Anti-Bullying Week has finished, but that doesn't mean we can just forget about bullying for another year. And it's not just kids who get bullied. The National Union of Teachers believe that a fifth of primary and two thirds of secondary school teachers experience sexist bullying. Sexist jokes and put-downs make female pupils feel degraded too, the NUT said.

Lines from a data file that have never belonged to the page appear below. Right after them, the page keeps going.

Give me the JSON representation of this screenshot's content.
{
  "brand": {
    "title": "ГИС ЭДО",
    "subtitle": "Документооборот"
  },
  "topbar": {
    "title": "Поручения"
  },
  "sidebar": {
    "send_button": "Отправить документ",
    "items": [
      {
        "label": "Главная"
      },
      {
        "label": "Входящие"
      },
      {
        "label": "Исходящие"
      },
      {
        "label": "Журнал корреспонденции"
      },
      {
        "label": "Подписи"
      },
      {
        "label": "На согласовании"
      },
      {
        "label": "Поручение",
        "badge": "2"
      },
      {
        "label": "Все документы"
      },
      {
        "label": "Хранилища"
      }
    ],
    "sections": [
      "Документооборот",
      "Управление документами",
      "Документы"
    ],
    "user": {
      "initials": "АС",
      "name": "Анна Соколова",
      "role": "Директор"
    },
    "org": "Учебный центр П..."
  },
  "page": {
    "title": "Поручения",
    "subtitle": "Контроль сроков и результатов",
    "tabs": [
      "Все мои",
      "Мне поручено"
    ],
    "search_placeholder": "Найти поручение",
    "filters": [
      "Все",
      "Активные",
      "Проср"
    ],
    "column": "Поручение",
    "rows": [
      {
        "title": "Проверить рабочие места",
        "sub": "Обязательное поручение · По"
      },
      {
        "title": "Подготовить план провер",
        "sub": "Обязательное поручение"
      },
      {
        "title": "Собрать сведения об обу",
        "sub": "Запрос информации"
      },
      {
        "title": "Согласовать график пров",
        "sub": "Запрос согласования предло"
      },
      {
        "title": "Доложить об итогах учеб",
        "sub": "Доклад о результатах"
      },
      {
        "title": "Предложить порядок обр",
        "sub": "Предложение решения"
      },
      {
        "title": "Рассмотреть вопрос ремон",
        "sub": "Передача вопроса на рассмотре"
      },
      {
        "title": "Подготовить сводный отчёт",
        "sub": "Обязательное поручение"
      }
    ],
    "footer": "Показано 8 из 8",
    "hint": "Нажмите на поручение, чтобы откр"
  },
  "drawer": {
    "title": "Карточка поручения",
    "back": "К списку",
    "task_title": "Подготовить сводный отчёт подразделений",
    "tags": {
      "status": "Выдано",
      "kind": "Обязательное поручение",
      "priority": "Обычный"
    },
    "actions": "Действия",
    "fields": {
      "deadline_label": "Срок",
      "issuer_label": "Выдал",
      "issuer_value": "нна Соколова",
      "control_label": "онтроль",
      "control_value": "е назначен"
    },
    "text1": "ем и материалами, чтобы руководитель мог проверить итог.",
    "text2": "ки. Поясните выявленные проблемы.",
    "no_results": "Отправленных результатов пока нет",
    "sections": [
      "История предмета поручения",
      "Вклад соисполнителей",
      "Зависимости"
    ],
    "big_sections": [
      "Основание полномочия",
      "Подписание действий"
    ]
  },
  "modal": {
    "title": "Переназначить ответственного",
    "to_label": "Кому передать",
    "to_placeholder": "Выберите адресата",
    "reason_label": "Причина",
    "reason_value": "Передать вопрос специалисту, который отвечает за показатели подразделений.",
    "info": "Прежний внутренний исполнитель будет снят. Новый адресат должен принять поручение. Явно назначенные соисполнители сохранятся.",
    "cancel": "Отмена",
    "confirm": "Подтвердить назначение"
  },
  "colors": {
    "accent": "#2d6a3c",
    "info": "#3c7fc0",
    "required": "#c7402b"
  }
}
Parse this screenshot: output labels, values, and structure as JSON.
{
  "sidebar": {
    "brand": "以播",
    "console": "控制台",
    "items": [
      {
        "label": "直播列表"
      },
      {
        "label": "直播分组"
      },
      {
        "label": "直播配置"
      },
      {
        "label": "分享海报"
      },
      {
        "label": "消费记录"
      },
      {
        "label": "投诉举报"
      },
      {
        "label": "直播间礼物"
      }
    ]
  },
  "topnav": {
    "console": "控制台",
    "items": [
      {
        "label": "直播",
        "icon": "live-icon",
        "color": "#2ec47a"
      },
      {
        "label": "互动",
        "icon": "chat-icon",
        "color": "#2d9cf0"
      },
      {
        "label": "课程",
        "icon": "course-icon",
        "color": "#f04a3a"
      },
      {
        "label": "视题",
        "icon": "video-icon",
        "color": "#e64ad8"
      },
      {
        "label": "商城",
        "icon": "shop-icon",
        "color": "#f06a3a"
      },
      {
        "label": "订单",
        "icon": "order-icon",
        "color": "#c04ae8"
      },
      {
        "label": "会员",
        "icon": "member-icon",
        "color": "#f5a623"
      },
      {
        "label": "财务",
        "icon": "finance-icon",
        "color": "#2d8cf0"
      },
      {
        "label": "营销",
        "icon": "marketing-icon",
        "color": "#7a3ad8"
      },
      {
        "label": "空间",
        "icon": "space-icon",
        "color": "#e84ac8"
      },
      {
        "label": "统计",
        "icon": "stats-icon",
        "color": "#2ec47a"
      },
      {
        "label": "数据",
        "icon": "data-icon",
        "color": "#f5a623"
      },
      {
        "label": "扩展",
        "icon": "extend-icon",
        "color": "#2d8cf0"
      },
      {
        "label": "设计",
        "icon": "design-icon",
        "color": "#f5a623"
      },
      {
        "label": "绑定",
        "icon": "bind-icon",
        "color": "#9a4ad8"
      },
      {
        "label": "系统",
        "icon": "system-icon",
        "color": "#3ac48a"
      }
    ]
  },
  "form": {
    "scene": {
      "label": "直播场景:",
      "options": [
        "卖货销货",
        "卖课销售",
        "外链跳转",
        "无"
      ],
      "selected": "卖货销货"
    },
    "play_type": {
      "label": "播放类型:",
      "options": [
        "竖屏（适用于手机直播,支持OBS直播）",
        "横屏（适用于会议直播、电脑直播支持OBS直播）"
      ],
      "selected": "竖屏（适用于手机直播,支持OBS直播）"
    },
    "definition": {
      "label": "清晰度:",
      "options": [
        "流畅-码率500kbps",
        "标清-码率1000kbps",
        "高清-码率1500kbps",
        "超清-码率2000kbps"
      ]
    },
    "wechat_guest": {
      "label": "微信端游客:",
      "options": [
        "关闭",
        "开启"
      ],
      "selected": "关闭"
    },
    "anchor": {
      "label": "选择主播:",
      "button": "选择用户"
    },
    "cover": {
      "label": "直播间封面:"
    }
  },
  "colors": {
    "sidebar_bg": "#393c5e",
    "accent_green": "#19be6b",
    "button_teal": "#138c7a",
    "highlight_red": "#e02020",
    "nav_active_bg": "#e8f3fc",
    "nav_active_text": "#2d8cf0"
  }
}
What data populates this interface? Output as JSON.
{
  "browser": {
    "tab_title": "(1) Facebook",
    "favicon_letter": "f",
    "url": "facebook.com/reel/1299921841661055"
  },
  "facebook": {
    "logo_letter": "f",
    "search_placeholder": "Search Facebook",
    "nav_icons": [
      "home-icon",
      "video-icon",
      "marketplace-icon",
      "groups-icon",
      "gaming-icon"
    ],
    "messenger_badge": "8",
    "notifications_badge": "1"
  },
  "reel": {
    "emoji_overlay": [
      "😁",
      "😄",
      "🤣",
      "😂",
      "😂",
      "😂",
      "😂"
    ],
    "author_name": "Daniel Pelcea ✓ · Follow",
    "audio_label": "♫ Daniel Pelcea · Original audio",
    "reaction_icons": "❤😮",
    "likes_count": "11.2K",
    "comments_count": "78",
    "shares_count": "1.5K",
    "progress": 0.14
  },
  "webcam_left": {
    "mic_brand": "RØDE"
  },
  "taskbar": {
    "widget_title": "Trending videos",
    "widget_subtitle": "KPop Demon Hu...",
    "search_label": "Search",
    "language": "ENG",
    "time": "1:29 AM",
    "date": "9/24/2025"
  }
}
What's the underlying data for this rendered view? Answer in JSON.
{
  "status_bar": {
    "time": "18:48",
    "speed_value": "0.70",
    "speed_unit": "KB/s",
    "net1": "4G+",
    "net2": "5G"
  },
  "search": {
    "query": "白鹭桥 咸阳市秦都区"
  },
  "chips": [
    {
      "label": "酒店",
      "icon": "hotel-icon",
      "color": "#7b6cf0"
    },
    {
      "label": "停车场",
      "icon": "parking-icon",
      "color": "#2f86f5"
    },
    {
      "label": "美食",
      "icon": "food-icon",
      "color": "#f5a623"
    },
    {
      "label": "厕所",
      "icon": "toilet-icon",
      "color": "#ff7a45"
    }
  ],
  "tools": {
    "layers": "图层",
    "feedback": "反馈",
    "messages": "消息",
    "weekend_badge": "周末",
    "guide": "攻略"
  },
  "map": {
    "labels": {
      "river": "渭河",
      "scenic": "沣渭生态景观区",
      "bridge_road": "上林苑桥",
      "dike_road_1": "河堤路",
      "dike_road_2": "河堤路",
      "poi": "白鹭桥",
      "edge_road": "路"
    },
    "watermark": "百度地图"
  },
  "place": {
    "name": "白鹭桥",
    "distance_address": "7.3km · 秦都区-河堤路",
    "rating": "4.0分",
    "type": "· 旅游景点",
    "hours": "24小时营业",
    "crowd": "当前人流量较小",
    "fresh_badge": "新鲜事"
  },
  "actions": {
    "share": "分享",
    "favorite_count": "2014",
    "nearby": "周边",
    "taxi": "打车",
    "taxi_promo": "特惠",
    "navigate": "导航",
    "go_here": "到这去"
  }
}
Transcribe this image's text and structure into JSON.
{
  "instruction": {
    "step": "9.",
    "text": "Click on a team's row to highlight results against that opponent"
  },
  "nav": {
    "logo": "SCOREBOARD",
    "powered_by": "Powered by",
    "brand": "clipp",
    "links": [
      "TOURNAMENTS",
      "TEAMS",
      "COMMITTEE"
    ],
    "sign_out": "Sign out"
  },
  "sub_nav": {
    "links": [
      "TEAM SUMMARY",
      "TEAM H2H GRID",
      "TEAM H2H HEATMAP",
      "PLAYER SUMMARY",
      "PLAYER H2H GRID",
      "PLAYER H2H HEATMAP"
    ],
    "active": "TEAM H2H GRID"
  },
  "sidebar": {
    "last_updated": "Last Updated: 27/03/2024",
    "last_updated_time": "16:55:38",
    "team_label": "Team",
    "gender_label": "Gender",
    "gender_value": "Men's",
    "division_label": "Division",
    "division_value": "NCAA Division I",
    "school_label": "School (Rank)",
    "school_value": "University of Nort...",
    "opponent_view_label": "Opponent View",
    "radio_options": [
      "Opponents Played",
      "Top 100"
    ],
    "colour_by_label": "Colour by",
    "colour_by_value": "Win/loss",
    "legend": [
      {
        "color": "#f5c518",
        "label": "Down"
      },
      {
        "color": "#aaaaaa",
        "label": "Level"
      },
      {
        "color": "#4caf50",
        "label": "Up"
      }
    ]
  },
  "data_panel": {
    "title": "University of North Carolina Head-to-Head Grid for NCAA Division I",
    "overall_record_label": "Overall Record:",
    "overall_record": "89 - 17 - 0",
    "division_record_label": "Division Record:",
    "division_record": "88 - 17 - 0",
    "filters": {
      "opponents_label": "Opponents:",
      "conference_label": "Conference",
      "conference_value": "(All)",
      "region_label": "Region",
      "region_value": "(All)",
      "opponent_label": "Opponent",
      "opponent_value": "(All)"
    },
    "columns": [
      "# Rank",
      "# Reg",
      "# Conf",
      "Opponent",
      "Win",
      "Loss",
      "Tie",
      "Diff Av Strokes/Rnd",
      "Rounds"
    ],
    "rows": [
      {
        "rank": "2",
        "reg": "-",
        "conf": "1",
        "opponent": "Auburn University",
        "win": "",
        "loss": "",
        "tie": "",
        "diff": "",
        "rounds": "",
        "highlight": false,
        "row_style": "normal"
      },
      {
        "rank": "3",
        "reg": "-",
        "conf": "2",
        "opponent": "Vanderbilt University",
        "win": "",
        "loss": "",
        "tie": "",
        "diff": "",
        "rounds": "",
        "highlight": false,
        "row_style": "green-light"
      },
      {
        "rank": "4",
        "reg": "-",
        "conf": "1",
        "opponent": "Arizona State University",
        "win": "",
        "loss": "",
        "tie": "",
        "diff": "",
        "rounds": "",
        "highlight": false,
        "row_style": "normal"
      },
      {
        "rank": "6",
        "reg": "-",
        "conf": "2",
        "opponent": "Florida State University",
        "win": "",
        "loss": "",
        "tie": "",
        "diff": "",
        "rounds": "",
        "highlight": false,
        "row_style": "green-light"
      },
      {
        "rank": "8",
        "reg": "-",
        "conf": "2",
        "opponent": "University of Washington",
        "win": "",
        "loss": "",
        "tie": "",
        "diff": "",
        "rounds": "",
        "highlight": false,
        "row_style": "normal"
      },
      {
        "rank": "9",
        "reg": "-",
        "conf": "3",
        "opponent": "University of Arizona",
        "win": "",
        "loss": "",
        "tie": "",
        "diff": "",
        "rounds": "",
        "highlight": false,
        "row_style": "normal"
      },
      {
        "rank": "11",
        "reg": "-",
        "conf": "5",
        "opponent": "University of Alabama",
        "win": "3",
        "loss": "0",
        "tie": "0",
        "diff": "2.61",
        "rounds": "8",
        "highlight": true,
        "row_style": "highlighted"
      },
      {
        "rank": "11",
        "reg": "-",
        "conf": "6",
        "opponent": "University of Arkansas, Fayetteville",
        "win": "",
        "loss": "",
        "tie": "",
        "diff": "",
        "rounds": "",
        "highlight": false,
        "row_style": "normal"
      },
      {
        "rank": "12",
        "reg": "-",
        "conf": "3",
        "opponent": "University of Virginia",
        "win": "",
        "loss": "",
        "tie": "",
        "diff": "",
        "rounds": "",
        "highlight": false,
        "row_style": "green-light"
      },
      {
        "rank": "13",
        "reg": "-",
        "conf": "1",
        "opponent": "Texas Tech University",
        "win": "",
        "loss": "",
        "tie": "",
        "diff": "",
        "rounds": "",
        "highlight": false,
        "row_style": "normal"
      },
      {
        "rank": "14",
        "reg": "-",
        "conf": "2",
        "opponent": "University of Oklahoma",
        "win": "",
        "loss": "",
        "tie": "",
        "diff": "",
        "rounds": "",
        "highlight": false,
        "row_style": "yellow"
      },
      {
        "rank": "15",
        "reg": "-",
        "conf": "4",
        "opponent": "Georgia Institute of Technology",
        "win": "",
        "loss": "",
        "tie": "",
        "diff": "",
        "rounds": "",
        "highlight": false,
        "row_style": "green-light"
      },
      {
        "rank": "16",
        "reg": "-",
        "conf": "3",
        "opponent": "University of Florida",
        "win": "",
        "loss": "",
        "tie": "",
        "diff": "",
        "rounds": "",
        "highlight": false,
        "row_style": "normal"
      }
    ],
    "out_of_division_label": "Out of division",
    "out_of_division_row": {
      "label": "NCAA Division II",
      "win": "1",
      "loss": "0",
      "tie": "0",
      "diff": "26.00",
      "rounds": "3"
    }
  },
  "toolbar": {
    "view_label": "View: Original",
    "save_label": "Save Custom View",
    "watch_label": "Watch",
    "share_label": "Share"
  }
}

Look no further than TMi, the Saturday morning CBBC programme for kids. On 28 October 2006 we heard Caroline and Sam thinking out loud. Caroline wanted to please Sam and wondered how to impress him. "I know, I'll get my bongos out" she thought, before putting a pair of bongos on her lap. Sam looked round at her and thought "nice bongos." Yes, Caroline did get a real pair of bongos out, but the sexism involved was obvious and deliberate.
Last Wednesday I wrote about a teacher forced from his job because of prejudice. Tony Green believed that only visibility would help reduce the problems of homophobia. He can be seen in the video School Matters: Challenging Homophobia.
The government has launched plans to tackle prejudice-based bullying in schools, but CBBC isn't helping by allowing programmes to make sexist jokes, and by Newsround invisibilising lgbt people. Today on TMi a question from a young viewer asking Lil Chris if he was single was followed up by Caroline asking what kind of ladies Chris liked. Teachers are told not to make assumptions about a person's sexual orientation, and nor should CBBC.
CBBC and Newsround could do much more to nip prejudice in the bud.